‘And how did the rulers make that light appear? Every year it came to the temple for seven hundred years. What if it was cloudy, like it is today?’Read More
My Aboriginal grandfather didn’t want to be buried in a graveyard with a headstone after he died. “Put me up in a tree,” he said, “Like the old people did.”
“They put dead bodies up in a tree?” I was incredulous.
There are those who use the old names in the pursuit of a misguided principle — that English speakers have a right to hegemony, to be the unquestioned namers of everything on the Australian islands.Read More
As I sat one day on the tall hill of sand and sea grass, I realised that the hill was mostly made of shells. Not just any shells, but large shells of tasty shellfish: oysters, cockles, limpets, pipis and periwinkles. All of them good to eat. Six thousand years of shells.Read More

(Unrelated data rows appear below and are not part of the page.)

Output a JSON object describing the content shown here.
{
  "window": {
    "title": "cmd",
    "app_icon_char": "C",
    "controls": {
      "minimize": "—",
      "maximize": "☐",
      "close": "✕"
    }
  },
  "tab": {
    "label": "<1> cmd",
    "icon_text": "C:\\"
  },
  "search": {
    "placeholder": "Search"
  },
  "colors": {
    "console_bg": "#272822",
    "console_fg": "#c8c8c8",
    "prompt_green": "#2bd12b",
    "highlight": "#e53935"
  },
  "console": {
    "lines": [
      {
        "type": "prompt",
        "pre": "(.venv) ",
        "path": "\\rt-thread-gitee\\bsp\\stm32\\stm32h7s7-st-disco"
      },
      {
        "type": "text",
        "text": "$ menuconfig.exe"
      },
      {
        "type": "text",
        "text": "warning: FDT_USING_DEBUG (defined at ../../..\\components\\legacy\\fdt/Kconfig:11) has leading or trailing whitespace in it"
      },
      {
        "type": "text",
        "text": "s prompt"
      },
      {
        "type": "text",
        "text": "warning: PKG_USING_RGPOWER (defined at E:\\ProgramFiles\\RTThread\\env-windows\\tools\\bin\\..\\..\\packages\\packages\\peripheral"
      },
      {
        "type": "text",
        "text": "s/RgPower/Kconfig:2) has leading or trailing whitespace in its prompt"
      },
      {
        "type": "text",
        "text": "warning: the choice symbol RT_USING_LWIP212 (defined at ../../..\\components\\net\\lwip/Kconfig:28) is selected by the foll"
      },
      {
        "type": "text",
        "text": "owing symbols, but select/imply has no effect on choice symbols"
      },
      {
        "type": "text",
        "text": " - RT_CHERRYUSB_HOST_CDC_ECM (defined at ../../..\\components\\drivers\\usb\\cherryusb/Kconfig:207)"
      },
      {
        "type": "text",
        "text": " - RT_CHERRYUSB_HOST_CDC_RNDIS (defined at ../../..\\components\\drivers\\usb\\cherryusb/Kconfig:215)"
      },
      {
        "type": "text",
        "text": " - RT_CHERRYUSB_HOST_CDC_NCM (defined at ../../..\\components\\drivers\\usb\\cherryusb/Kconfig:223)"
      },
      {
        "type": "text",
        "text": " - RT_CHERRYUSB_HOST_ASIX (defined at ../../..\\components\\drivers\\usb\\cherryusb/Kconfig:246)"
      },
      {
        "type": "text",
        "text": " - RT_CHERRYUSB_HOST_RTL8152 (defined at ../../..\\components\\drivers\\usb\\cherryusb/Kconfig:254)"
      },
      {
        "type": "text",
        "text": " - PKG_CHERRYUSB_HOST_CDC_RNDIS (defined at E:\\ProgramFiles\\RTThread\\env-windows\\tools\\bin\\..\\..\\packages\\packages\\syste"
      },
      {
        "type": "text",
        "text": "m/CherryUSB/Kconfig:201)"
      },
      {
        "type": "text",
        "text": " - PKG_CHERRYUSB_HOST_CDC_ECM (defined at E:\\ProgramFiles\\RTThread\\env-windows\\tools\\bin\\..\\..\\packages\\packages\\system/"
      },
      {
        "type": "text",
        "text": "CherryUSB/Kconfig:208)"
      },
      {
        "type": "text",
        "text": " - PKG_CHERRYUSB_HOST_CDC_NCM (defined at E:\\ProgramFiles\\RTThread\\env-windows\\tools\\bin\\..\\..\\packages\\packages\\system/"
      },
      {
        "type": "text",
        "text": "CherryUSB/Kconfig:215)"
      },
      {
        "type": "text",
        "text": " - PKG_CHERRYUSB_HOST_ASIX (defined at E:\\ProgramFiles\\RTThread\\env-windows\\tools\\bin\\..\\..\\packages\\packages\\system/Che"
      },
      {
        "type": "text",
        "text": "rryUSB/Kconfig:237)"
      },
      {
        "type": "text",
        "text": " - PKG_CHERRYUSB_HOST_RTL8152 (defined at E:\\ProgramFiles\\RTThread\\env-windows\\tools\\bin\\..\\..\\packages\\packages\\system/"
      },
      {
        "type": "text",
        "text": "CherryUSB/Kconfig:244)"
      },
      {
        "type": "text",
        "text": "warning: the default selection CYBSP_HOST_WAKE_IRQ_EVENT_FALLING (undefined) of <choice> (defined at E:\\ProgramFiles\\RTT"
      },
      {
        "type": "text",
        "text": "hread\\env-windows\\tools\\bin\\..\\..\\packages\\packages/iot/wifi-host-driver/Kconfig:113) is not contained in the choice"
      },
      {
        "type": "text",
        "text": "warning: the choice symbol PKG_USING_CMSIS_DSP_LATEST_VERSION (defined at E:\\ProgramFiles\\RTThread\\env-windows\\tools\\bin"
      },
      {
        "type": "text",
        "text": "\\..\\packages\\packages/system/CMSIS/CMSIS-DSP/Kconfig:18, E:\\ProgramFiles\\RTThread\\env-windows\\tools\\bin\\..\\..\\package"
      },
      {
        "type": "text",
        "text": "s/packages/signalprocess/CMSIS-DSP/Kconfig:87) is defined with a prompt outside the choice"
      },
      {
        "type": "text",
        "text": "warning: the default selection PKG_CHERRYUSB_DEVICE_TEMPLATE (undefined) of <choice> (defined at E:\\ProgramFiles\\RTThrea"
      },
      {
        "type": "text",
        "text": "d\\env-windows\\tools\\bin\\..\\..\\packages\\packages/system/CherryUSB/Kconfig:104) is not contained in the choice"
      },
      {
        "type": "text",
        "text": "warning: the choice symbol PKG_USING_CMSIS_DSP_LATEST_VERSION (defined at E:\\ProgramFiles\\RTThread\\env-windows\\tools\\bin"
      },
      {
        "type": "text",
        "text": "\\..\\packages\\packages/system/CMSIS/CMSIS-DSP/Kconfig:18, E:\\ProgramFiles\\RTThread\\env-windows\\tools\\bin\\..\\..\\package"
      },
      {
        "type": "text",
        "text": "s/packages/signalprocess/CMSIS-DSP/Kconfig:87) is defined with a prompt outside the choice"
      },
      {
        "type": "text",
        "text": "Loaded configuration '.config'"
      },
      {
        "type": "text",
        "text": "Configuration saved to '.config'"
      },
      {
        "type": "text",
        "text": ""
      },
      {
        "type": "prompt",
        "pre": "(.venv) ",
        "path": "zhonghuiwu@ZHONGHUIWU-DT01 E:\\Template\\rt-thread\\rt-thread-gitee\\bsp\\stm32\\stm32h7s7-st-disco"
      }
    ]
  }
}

As an alienated adolescent (who would rather do anything but look after – or even look at – sick people and their problems), I stared into the waves at the beach a lot. I knew there was something there for me, if I just kept looking.Read More
For local Aboriginal people, the Anangu, a person’s spirit can be disconnected from the body, causing sickness. You can even see the healer — the ngangkari — looking for a person’s spirit, finding it under a bush and restoring it to the sick person.Read More
Next time an Australian with fair skin reveals their Aboriginality, whether by their clothes or jewelry, their tattoos or their story, let your heart swell with gratitude that the web of Aboriginal cultures continues to be woven.Read More